The United Nations has identified six avenues by which female participation in politics and government may be strengthened. These are equalisation of educational opportunities; quotas for female participation in governing bodies; legislative reform to increase focus on issues concerning women and children; financing gender-responsive budgets to equally take into account the needs of men and women; increasing the presence of sex-disaggregated statistics in national research/data; and furthering the presence and urgency of grass-roots women's empowerment movements.
This advocacy has been seen in countries, from France, Sweden and the Netherlands, to South Africa, Rwanda, and Egypt. Furthermore, a number of studies from both industrialised and developed countries indicate that women in local government tend to advance social issues.
A number of countries are exploring measures that may increase women's participation in government at all levels, from the local to the national.
In Angola, Burundi, Mozambique and Uganda, women hold more than 30 per cent of elected positions, and Rwanda’s Parliament is the world’s first and only to boast a female majority.
Equalisation of educational opportunities for boys and girls may take the form of several initiatives such as the abolition of educational fees which would require parents to consider financial issues when deciding which of their children to educate. Poor children in rural areas are particularly affected by inequality resulting from educational fees.
The way forward
At a national forum on women, organised by the Gender and Human Rights Documentation Centre in partnership with Womankind Worldwide, UK, in November, 2013, Mrs Juliana Azumah-Mensah, a former Minister of Women and Children’s Affairs, is quoted as saying that it is difficult for female Members of Parliament to vigorously articulate issues of gender on the floor of Parliament due to their limited number.
She said 30 women out of 275 Members of Parliament were extremely insignificant to put up strong argument for issues of women on the floor of male-dominated parliament and get supported.
In order to encourage more women to participate in leadership and government, it is necessary that the community and the world give them the needed support.

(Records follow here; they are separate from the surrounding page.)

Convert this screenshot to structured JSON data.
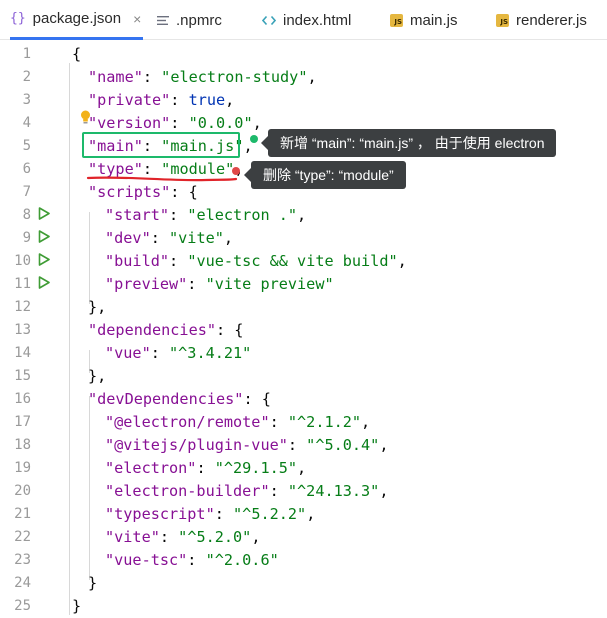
{
  "tabs": [
    {
      "label": "package.json",
      "icon": "braces-icon",
      "active": true,
      "close": "×"
    },
    {
      "label": ".npmrc",
      "icon": "text-file-icon",
      "active": false
    },
    {
      "label": "index.html",
      "icon": "html-icon",
      "active": false
    },
    {
      "label": "main.js",
      "icon": "js-file-icon",
      "active": false
    },
    {
      "label": "renderer.js",
      "icon": "js-file-icon",
      "active": false
    }
  ],
  "js_badge": "JS",
  "gutter": [
    "1",
    "2",
    "3",
    "4",
    "5",
    "6",
    "7",
    "8",
    "9",
    "10",
    "11",
    "12",
    "13",
    "14",
    "15",
    "16",
    "17",
    "18",
    "19",
    "20",
    "21",
    "22",
    "23",
    "24",
    "25"
  ],
  "code": {
    "l1": "{",
    "name_key": "\"name\"",
    "name_val": "\"electron-study\"",
    "private_key": "\"private\"",
    "private_val": "true",
    "version_key": "\"version\"",
    "version_val": "\"0.0.0\"",
    "main_key": "\"main\"",
    "main_val": "\"main.js\"",
    "type_key": "\"type\"",
    "type_val": "\"module\"",
    "scripts_key": "\"scripts\"",
    "start_key": "\"start\"",
    "start_val": "\"electron .\"",
    "dev_key": "\"dev\"",
    "dev_val": "\"vite\"",
    "build_key": "\"build\"",
    "build_val": "\"vue-tsc && vite build\"",
    "preview_key": "\"preview\"",
    "preview_val": "\"vite preview\"",
    "close_obj_comma": "},",
    "deps_key": "\"dependencies\"",
    "vue_key": "\"vue\"",
    "vue_val": "\"^3.4.21\"",
    "devdeps_key": "\"devDependencies\"",
    "remote_key": "\"@electron/remote\"",
    "remote_val": "\"^2.1.2\"",
    "pluginvue_key": "\"@vitejs/plugin-vue\"",
    "pluginvue_val": "\"^5.0.4\"",
    "electron_key": "\"electron\"",
    "electron_val": "\"^29.1.5\"",
    "builder_key": "\"electron-builder\"",
    "builder_val": "\"^24.13.3\"",
    "ts_key": "\"typescript\"",
    "ts_val": "\"^5.2.2\"",
    "vite_key": "\"vite\"",
    "vite_val": "\"^5.2.0\"",
    "vuetsc_key": "\"vue-tsc\"",
    "vuetsc_val": "\"^2.0.6\"",
    "close_inner": "}",
    "close_outer": "}"
  },
  "annotations": {
    "add_main": "新增 “main”: “main.js”  ， 由于使用 electron",
    "remove_type": "删除 “type”: “module”"
  },
  "colors": {
    "key": "#871094",
    "string": "#067d17",
    "keyword": "#0033b3",
    "highlight_box": "#1db96b",
    "underline": "#e0242a",
    "green_dot": "#1db96b",
    "red_dot": "#e04848",
    "run_icon": "#3f9c35",
    "active_tab": "#3574f0"
  }
}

Instead of downplaying the efforts of African women, people could encourage them either by listening to their views in an objective manner, participating in women-initiated activities or helping in eradicating the social stigma and discrimination against women in leadership and African women in general.